» WHAT YOU NEED TO DO
Go through the listing and return every line with "Joint" in it.

» RECORDS SUPPLIED
= Beginning of Section =

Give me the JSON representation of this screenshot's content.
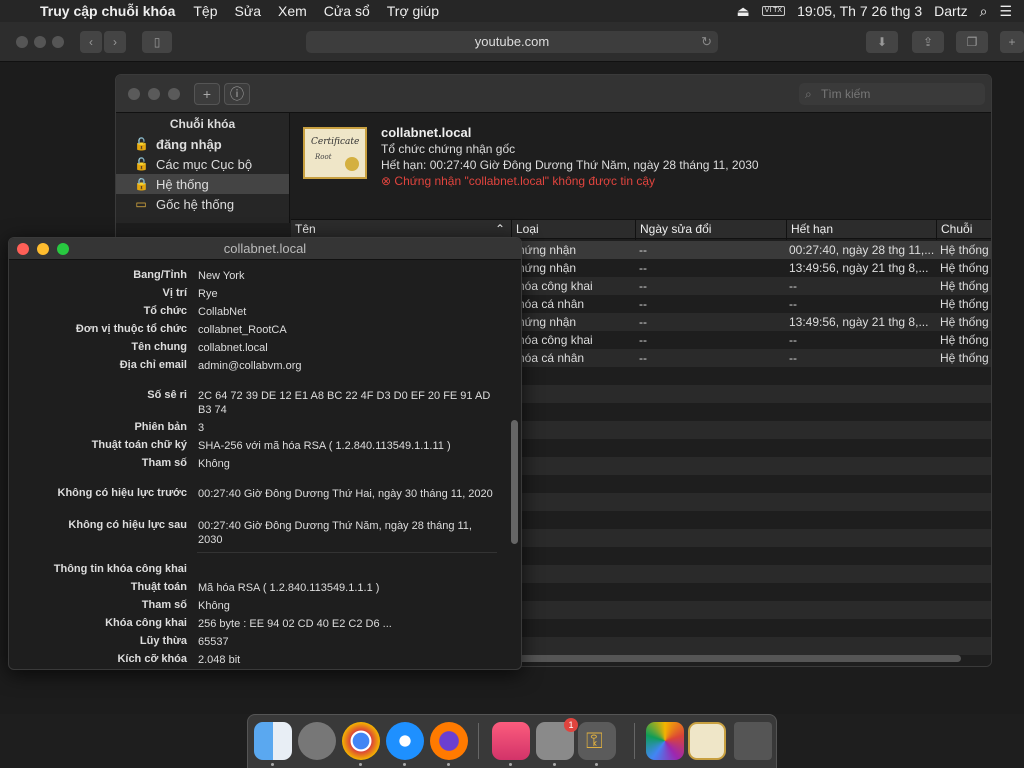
{
  "menubar": {
    "app": "Truy cập chuỗi khóa",
    "items": [
      "Tệp",
      "Sửa",
      "Xem",
      "Cửa sổ",
      "Trợ giúp"
    ],
    "input_badge": "VI TX",
    "clock": "19:05, Th 7 26 thg 3",
    "user": "Dartz"
  },
  "safari": {
    "url": "youtube.com"
  },
  "keychain": {
    "search_placeholder": "Tìm kiếm",
    "sidebar_header": "Chuỗi khóa",
    "sidebar_items": [
      {
        "label": "đăng nhập",
        "bold": true
      },
      {
        "label": "Các mục Cục bộ"
      },
      {
        "label": "Hệ thống",
        "selected": true
      },
      {
        "label": "Gốc hệ thống"
      }
    ],
    "cert": {
      "name": "collabnet.local",
      "type": "Tổ chức chứng nhận gốc",
      "expires": "Hết hạn: 00:27:40 Giờ Đông Dương Thứ Năm, ngày 28 tháng 11, 2030",
      "warning": "Chứng nhận \"collabnet.local\" không được tin cậy",
      "image_title": "Certificate",
      "image_sub": "Root"
    },
    "columns": [
      "Tên",
      "Loại",
      "Ngày sửa đổi",
      "Hết hạn",
      "Chuỗi khó"
    ],
    "rows": [
      {
        "type": "hứng nhận",
        "modified": "--",
        "expires": "00:27:40, ngày 28 thg 11,...",
        "keychain": "Hệ thống",
        "selected": true
      },
      {
        "type": "hứng nhận",
        "modified": "--",
        "expires": "13:49:56, ngày 21 thg 8,...",
        "keychain": "Hệ thống"
      },
      {
        "type": "hóa công khai",
        "modified": "--",
        "expires": "--",
        "keychain": "Hệ thống"
      },
      {
        "type": "hóa cá nhân",
        "modified": "--",
        "expires": "--",
        "keychain": "Hệ thống"
      },
      {
        "type": "hứng nhận",
        "modified": "--",
        "expires": "13:49:56, ngày 21 thg 8,...",
        "keychain": "Hệ thống"
      },
      {
        "type": "hóa công khai",
        "modified": "--",
        "expires": "--",
        "keychain": "Hệ thống"
      },
      {
        "type": "hóa cá nhân",
        "modified": "--",
        "expires": "--",
        "keychain": "Hệ thống"
      }
    ]
  },
  "detail": {
    "title": "collabnet.local",
    "fields": {
      "state_k": "Bang/Tỉnh",
      "state_v": "New York",
      "loc_k": "Vị trí",
      "loc_v": "Rye",
      "org_k": "Tổ chức",
      "org_v": "CollabNet",
      "ou_k": "Đơn vị thuộc tổ chức",
      "ou_v": "collabnet_RootCA",
      "cn_k": "Tên chung",
      "cn_v": "collabnet.local",
      "email_k": "Địa chỉ email",
      "email_v": "admin@collabvm.org",
      "serial_k": "Số sê ri",
      "serial_v": "2C 64 72 39 DE 12 E1 A8 BC 22 4F D3 D0 EF 20 FE 91 AD B3 74",
      "ver_k": "Phiên bản",
      "ver_v": "3",
      "sigalg_k": "Thuật toán chữ ký",
      "sigalg_v": "SHA-256 với mã hóa RSA ( 1.2.840.113549.1.1.11 )",
      "param_k": "Tham số",
      "param_v": "Không",
      "nb_k": "Không có hiệu lực trước",
      "nb_v": "00:27:40 Giờ Đông Dương Thứ Hai, ngày 30 tháng 11, 2020",
      "na_k": "Không có hiệu lực sau",
      "na_v": "00:27:40 Giờ Đông Dương Thứ Năm, ngày 28 tháng 11, 2030",
      "pk_section": "Thông tin khóa công khai",
      "alg_k": "Thuật toán",
      "alg_v": "Mã hóa RSA ( 1.2.840.113549.1.1.1 )",
      "param2_k": "Tham số",
      "param2_v": "Không",
      "pub_k": "Khóa công khai",
      "pub_v": "256 byte : EE 94 02 CD 40 E2 C2 D6 ...",
      "exp_k": "Lũy thừa",
      "exp_v": "65537",
      "size_k": "Kích cỡ khóa",
      "size_v": "2.048 bit"
    }
  },
  "dock_badge": "1"
}
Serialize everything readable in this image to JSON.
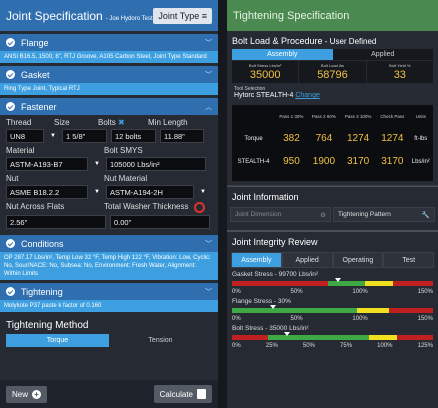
{
  "left": {
    "title": "Joint Specification",
    "subtitle": "- Joe Hydoro Test",
    "joint_type_btn": "Joint Type",
    "flange": {
      "label": "Flange",
      "desc": "ANSI B16.5, 1500, 8\", RTJ Groove, A105 Carbon Steel, Joint Type Standard"
    },
    "gasket": {
      "label": "Gasket",
      "desc": "Ring Type Joint, Typical RTJ"
    },
    "fastener": {
      "label": "Fastener",
      "thread_label": "Thread",
      "size_label": "Size",
      "bolts_label": "Bolts",
      "min_length_label": "Min Length",
      "thread_value": "UN8",
      "size_value": "1 5/8\"",
      "bolts_value": "12 bolts",
      "min_length_value": "11.88\"",
      "material_label": "Material",
      "bolt_smys_label": "Bolt SMYS",
      "material_value": "ASTM-A193-B7",
      "bolt_smys_value": "105000 Lbs/in²",
      "nut_label": "Nut",
      "nut_material_label": "Nut Material",
      "nut_value": "ASME B18.2.2",
      "nut_material_value": "ASTM-A194-2H",
      "naf_label": "Nut Across Flats",
      "twt_label": "Total Washer Thickness",
      "naf_value": "2.56\"",
      "twt_value": "0.00\""
    },
    "conditions": {
      "label": "Conditions",
      "desc": "OP 287.17 Lbs/in², Temp Low 32 °F, Temp High 122 °F, Vibration: Low, Cyclic: No, Sour/NACE: No, Subsea: No, Environment: Fresh Water, Alignment: Within Limits"
    },
    "tightening": {
      "label": "Tightening",
      "desc": "Molykote P37 paste k factor of 0.160"
    },
    "method_title": "Tightening Method",
    "method_torque": "Torque",
    "method_tension": "Tension",
    "new_btn": "New",
    "calculate_btn": "Calculate"
  },
  "right": {
    "title": "Tightening Specification",
    "blp_title": "Bolt Load & Procedure",
    "blp_sub": " - User Defined",
    "tab_assembly": "Assembly",
    "tab_applied": "Applied",
    "stats": [
      {
        "label": "Bolt Stress Lbs/in²",
        "value": "35000"
      },
      {
        "label": "Bolt Load lbs",
        "value": "58796"
      },
      {
        "label": "Bolt Yield %",
        "value": "33"
      }
    ],
    "tool_sel_label": "Tool Selection",
    "tool_sel_value": "Hytorc STEALTH-4",
    "tool_change": "Change",
    "pass_headers": [
      "",
      "Pass 1 30%",
      "Pass 2 60%",
      "Pass 3 100%",
      "Check Pass",
      "Units"
    ],
    "pass_rows": [
      [
        "Torque",
        "382",
        "764",
        "1274",
        "1274",
        "ft-lbs"
      ],
      [
        "STEALTH-4",
        "950",
        "1900",
        "3170",
        "3170",
        "Lbs/in²"
      ]
    ],
    "jinfo_title": "Joint Information",
    "jinfo_dim": "Joint Dimension",
    "jinfo_pattern": "Tightening Pattern",
    "jir_title": "Joint Integrity Review",
    "jir_tabs": [
      "Assembly",
      "Applied",
      "Operating",
      "Test"
    ],
    "gauges": [
      {
        "label": "Gasket Stress - 99700 Lbs/in²",
        "ticks": [
          "0%",
          "50%",
          "100%",
          "150%"
        ],
        "value_pct": 78
      },
      {
        "label": "Flange Stress - 30%",
        "ticks": [
          "0%",
          "50%",
          "100%",
          "150%"
        ],
        "value_pct": 30
      },
      {
        "label": "Bolt Stress - 35000 Lbs/in²",
        "ticks": [
          "0%",
          "25%",
          "50%",
          "75%",
          "100%",
          "125%"
        ],
        "value_pct": 33
      }
    ]
  }
}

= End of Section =

» SOLUTION
    "title": "Joint Specification",
    "joint_type_btn": "Joint Type",
      "desc": "ANSI B16.5, 1500, 8\", RTJ Groove, A105 Carbon Steel, Joint Type Standard"
      "desc": "Ring Type Joint, Typical RTJ"
    "jinfo_title": "Joint Information",
    "jinfo_dim": "Joint Dimension",
    "jir_title": "Joint Integrity Review",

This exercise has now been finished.